The Experiment

“I look forward to next week’s experiment in sobriety,” announces the Wizard, “required for 4-5 days after wisdom-tooth extraction.”

“Do you, though?” wonders the Traveler. “Is this ‘experiment,’ as you say, truly a thing you look forward to? Or do you dread it?”

“Part of me is apprehensive,” admits the Wizard. “I have but one such tooth. Parting with it feels like a big deal, though of course it needn’t be.”

Having come from the future, the Traveler replies, “No worries. You and I know full well that, despite its fondness for rhyme, history refuses to repeat itself.”

As Narrator, I interject here to add, “Both characters are acquainted with science fiction writer Philip K. Dick’s infamous VALIS experience. 2-3-74. That, too, occurs after a wisdom-tooth extraction.”
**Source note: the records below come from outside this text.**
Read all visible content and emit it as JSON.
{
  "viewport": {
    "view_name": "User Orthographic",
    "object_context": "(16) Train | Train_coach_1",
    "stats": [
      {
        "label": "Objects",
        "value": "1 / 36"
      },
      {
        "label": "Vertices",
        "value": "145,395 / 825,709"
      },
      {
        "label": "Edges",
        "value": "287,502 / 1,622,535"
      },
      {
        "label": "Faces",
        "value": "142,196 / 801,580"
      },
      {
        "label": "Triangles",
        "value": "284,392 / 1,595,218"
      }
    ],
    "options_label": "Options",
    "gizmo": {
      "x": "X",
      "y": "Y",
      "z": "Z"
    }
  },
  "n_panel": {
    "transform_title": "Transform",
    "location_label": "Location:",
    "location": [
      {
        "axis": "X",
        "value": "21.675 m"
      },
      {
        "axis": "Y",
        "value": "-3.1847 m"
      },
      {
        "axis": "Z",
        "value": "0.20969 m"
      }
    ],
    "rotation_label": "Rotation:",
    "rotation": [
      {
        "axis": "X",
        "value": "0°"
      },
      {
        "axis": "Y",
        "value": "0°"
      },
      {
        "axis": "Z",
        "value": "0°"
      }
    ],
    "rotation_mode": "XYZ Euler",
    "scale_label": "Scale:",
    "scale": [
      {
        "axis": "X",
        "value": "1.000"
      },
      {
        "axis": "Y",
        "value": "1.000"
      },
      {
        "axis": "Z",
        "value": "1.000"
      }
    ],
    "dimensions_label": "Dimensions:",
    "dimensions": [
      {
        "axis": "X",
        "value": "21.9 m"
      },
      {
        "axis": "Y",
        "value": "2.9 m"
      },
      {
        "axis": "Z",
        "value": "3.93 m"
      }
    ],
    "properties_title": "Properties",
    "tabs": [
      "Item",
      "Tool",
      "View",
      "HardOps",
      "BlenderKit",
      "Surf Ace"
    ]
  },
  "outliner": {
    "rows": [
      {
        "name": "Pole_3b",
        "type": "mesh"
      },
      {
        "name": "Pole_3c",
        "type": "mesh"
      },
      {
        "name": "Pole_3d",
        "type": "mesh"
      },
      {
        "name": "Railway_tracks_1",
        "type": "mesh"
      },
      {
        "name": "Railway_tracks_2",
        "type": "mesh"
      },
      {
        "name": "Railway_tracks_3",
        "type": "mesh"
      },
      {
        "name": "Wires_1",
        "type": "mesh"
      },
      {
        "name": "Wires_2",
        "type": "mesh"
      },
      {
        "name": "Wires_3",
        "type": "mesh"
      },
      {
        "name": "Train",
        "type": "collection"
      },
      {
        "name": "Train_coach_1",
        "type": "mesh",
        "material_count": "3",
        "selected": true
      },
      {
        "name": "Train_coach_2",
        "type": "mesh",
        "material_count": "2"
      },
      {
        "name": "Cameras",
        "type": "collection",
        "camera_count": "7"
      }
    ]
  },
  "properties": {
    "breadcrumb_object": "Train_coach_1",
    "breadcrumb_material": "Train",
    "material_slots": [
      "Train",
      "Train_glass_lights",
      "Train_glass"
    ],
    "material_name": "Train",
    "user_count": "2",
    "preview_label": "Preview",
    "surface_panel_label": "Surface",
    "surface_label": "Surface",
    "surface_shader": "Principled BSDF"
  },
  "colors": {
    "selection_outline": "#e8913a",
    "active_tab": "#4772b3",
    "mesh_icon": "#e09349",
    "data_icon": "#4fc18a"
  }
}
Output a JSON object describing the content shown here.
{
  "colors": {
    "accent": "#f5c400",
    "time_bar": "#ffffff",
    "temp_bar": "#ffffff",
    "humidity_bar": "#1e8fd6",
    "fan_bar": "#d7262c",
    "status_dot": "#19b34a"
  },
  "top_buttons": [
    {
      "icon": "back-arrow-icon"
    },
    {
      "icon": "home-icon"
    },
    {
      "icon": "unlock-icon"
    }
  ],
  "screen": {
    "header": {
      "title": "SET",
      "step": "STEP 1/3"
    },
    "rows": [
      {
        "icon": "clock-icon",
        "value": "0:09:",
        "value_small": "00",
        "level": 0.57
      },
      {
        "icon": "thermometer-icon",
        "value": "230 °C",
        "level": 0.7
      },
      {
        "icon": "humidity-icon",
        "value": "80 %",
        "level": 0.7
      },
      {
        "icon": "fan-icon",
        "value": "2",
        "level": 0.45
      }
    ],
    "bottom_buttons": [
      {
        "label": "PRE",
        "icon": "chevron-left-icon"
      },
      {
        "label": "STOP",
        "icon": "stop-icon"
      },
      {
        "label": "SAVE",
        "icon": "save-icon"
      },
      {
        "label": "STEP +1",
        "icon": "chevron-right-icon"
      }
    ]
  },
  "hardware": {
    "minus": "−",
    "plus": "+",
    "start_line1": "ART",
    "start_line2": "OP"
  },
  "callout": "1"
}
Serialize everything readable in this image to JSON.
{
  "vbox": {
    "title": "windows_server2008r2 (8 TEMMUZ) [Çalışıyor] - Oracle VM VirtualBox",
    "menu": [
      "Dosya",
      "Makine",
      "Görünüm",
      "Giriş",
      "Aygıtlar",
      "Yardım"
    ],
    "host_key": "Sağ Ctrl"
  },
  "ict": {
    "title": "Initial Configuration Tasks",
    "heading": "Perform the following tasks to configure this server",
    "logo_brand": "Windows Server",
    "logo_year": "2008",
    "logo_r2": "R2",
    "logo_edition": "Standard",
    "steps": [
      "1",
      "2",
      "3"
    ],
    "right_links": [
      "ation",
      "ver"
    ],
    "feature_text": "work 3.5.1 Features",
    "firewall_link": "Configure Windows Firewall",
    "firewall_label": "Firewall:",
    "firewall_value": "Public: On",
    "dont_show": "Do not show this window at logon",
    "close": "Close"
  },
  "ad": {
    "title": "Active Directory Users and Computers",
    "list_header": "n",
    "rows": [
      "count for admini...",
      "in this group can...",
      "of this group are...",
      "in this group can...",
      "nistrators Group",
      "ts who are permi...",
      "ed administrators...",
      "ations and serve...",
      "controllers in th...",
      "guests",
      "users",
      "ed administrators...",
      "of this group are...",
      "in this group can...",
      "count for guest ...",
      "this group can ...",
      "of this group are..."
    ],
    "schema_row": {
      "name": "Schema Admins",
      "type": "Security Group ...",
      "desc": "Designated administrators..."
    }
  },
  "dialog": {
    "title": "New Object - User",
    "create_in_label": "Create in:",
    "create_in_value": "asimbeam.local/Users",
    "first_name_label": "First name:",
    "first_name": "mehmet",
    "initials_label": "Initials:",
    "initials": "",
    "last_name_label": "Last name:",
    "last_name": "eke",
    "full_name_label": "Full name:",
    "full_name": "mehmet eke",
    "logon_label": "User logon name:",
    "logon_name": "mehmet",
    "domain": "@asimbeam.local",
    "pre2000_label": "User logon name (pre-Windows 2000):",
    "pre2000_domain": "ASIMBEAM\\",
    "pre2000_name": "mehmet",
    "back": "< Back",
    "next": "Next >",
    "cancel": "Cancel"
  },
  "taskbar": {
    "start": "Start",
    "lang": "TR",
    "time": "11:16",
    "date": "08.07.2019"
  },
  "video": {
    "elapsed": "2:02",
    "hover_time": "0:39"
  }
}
The characters relive the event for a moment as if it were a flashback. They see before them the young delivery woman, bearing pain meds from the local pharmacy, arriving at Dick’s door. Sun glints off an ichthys hanging from a band ‘round the woman’s neck. The ichthys is the Greek fish symbol that was worn by the early Christians. Dick, blinded momentarily by a pink beam of light, receives in that moment a rapid download of gnosis directly into his consciousness.

Imagine, says the Narrator, something like what Lagunitas suggests on cans of their Hazy Wonder IPA, like the one from which I sip here as I write: “It always starts nebulous. A reflection of a refraction in the back of your frontal cortex. Then before you know it, you just know it…”

Overheard scraps of language. “Natty progress.” “Ferrari, Ferrari, daddy gets me minutes.”

“Imagine all of that happening,” says a girl, “in a bird’s tummy. Or a bear’s. Or the tummy of a fish. Or something with eight tentacles. A spider, an octopus: take your pick. A kind of spider-verse. The one who spins it occupying a space in the middle. The Laguna Pueblo people call this being Spiderwoman.”

The characters pause in their dialogue-via-montage and ponder this for a moment.

“No one need tell Spiderwoman, ‘Off the ropes! Off the wall!’,” adds the Traveler. “Life for her is like ‘The 59th Street Bridge Song.’ All is groovy.”

“Indeed,” concludes the Wizard, in transit now with the Traveler. “‘Groovy’ means knowing how to hang, how to float, how to surf. ‘Float free, in a meditative trance,’ the emblem teaches, ‘and all is well.’”

Thursday January 21, 2021

A new semester approaches. Altered states of consciousness and perception: let us consider religious raptures, drug-induced ecstasies, “peak experiences” and the like as phenomena central to human activity as evidenced by literatures of many cultures and historical periods. A narrative forms as we travel Bill & Ted-style among ancients, medievals, and moderns. We detect patterns; the texts of different places and periods constellate in a kind of cyberspace of meaning, speak to one another as allegories of a transhistorical process or project: the attempt to get free. Confronted with the disruptive power of gnosis, we’re left wondering: “Red pill or blue pill?”